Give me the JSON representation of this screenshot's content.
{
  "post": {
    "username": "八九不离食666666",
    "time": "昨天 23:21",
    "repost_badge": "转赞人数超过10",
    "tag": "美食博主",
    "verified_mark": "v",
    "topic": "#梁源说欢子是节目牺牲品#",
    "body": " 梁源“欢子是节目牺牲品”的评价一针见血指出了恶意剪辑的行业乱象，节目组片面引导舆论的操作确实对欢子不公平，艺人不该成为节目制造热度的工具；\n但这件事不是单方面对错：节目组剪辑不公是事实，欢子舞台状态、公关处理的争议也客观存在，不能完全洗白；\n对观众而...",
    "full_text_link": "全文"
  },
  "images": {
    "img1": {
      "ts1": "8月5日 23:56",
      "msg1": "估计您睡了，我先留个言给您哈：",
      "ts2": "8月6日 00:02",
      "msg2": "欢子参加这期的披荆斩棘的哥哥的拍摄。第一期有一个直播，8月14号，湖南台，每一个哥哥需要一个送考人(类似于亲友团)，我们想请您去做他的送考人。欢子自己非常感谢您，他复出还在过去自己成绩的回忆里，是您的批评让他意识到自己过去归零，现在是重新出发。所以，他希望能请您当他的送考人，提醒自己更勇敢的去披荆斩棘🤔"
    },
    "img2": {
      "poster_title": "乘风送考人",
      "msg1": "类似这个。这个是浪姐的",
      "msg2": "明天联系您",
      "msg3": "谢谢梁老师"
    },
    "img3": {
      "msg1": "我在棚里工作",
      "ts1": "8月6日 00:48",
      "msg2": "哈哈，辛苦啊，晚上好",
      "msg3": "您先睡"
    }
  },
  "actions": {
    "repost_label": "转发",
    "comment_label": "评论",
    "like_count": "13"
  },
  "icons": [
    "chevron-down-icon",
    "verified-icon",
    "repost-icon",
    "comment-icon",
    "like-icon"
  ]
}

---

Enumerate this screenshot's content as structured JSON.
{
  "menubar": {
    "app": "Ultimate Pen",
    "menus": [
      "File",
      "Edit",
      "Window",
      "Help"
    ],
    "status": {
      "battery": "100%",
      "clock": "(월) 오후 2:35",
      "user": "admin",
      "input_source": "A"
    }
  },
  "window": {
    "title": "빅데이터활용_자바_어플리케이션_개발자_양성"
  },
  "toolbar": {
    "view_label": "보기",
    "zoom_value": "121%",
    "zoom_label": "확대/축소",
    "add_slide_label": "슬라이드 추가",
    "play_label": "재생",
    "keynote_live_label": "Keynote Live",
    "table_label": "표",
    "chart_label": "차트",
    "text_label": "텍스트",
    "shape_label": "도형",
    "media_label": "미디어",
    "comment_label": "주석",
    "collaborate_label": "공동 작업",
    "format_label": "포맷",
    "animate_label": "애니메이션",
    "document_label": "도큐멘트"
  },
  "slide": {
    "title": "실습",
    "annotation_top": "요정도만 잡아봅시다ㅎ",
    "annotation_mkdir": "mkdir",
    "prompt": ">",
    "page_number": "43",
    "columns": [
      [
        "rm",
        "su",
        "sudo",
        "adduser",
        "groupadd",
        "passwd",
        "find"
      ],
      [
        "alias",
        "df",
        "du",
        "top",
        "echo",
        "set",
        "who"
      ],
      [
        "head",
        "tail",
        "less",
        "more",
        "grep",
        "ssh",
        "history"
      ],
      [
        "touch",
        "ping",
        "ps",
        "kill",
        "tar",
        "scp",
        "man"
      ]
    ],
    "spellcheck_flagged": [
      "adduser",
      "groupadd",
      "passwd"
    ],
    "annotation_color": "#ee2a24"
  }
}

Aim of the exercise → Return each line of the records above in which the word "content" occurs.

Reply →
Give me the JSON representation of this screenshot's content.
Enumerate this screenshot's content as structured JSON.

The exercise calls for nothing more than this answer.